Disorders of celiac disease
Many people with coeliac disease have unpleasant symptoms such as diarrhoea, indigestion, abdominal pain, fatigue and headaches. Following a gluten-free diet, for at least one year, contributes significantly to reducing these disorders. Acute symptoms such as diarrhoea, due to nutrient malabsorption, tend to resolve in a few days. We can therefore expect some quick improvements and others more over the medium term (a month or more).
For people with celiac disease, eating gluten triggers an autoimmune response that damages the small intestine, where nutrients are absorbed. Avoiding gluten prevents this autoimmune process and the small intestine can heal and return to normal function.
This process takes time and the first step is to start a gluten-free diet. In one study, up to 95% of celiac children who have been on a gluten-free diet for two years no longer showed signs of intestinal damage . Recovery tends to be slower in adults, with 34-65% of individuals achieving bowel healing in two years. However, this figure rises to at least 66% - and up to 90% - after five or more years of gluten-free diet  .
Being vigilant in avoiding gluten is crucial. Exposure to even small amounts may hinder bowel healing in susceptible individuals 
Absorption of nutrients
Nutritional deficiencies are prevalent in people with coeliac disease due to poor absorption in the damaged small intestine.
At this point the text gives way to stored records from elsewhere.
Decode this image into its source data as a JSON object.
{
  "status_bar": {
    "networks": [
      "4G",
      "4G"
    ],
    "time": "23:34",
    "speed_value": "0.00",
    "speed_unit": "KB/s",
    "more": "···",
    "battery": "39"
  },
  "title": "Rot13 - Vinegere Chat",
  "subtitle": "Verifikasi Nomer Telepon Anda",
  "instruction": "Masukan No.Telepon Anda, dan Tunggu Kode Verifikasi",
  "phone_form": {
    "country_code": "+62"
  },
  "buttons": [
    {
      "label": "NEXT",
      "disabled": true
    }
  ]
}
Deficiencies in iron, calcium, magnesium, zinc, vitamin B12, niacin, riboflavin and folate, as well as vitamins A, D, E and K, are the most common  .
Indeed, unexplained sideropenic anaemia is one of the most recognized signs of celiac disease in adults  However, supplementation will not always correct deficiencies in celiac people if their intestines are still damaged and they are not able to absorb nutrients .
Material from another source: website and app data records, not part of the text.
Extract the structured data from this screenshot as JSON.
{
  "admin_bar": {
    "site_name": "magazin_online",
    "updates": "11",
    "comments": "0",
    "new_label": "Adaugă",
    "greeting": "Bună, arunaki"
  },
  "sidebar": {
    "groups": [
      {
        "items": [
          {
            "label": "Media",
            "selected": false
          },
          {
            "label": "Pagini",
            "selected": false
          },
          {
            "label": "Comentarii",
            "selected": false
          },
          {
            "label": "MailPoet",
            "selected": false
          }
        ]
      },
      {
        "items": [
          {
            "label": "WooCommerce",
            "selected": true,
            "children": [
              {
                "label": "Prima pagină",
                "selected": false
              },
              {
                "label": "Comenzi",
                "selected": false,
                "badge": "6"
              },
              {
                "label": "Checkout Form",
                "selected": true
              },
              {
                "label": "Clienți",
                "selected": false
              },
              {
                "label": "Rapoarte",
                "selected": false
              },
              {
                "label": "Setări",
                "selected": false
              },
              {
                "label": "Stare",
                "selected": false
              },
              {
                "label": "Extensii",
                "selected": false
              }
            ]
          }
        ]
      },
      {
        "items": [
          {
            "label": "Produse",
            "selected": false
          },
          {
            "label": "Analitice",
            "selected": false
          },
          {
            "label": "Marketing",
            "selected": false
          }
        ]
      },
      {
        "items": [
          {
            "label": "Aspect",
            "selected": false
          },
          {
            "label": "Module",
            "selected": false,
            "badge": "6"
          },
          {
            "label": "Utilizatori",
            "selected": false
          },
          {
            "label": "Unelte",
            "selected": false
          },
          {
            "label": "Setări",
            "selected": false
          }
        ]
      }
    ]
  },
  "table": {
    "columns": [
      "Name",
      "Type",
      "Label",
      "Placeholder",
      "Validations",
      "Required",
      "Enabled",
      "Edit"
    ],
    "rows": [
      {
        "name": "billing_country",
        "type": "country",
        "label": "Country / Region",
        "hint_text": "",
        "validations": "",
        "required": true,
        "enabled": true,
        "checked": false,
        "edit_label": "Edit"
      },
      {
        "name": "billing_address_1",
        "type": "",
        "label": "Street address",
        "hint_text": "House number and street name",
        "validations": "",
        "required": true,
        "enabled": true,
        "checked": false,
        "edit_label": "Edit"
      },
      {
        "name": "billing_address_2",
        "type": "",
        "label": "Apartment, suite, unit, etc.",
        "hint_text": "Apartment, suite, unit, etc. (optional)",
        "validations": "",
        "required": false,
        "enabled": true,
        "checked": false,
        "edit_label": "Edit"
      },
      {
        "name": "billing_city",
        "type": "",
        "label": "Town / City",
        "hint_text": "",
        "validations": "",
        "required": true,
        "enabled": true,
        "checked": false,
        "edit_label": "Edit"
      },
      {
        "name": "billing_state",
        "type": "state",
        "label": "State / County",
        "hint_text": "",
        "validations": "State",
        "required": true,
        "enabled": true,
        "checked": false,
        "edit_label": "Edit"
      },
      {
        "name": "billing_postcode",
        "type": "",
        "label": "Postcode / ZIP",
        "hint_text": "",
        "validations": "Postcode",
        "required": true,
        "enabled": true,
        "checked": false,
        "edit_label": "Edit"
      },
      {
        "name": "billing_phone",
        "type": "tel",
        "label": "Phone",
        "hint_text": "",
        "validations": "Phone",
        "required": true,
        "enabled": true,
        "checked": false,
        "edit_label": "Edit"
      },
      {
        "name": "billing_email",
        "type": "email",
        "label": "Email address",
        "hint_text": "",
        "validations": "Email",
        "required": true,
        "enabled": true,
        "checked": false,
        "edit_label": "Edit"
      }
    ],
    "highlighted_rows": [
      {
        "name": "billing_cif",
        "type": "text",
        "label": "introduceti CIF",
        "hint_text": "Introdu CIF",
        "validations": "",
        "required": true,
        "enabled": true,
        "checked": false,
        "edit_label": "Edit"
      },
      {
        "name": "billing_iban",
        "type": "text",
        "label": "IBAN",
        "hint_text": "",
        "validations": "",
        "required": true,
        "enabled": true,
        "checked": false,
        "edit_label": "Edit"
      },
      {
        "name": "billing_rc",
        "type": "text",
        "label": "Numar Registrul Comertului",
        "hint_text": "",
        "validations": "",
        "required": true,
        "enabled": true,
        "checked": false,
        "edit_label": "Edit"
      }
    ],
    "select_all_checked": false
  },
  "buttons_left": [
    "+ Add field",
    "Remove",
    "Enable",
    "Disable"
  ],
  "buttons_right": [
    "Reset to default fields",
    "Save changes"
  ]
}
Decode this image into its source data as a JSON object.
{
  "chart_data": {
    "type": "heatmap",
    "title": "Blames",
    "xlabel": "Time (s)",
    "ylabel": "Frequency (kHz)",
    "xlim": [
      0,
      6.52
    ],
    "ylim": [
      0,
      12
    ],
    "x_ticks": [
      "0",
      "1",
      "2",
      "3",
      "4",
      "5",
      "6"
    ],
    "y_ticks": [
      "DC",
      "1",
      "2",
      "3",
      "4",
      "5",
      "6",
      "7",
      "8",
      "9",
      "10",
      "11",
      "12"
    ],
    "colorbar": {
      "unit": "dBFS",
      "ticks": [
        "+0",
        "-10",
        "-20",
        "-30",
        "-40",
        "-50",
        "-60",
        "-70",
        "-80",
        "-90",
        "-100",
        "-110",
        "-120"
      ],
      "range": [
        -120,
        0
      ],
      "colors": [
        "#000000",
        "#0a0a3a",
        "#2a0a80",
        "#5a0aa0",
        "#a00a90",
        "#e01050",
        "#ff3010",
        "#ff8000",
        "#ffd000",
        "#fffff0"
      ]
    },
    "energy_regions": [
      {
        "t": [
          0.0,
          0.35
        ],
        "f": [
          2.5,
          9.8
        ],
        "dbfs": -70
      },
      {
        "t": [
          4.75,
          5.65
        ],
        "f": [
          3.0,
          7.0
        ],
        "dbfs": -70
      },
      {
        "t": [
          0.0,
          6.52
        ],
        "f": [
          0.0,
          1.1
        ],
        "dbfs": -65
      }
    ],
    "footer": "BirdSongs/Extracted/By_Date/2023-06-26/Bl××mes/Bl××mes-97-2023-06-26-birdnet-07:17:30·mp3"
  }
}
It has been shown that following gluten-free diet repairs the intestine enough to correct iron deficiency anaemia within six to twelve months, even without taking a supplement .
Risk of osteoporosis
Up to 75% of people with untreated celiac disease have lower bone density and an increased risk of osteoporosis . This may be due to poor absorption of calcium and vitamin D, as well as increased inflammation that interferes with the bone-building process .
Research shows that early diagnosis of coeliac disease and starting a gluten-free diet can help to stop bone loss and reduce the risk of developing osteoporosis  .
What foods to eat
There are many naturally gluten-free foods to enjoy in the diet for coeliacs, including:
- Gluten-free cereals and pseudo-cereals: amaranth, buckwheat, maize, millet, quinoa, rice, sorghum, teff and wild rice.
- Animal proteins: beef, chicken, dairy products, eggs, game, lamb, pork, seafood and turkey.
- Fats and oils: avocado, coconut oil, olives, oils, solid fats and butter.
- Herbs and spices: all fresh and dried herbs and spices are naturally gluten-free and can be enjoyed freely.
- Walnuts and seeds: any kind, including almonds, cashews, chia, flax, pecans, pepitas, pine nuts and walnuts.
- Fruit and vegetables: in any form, whether or not fresh, frozen, dried or canned.
- Legumes: beans, lentils, peanuts, peas and soya beans.
There is also a wide variety of special products, including gluten-free bread, cereals, flours, crackers, pasta and baked goods.
Coeliac disease can be a very severe problem but it can also be controlled well. Just pay attention to food sources and try, as always, not to deprive yourself of a healthy and balanced diet!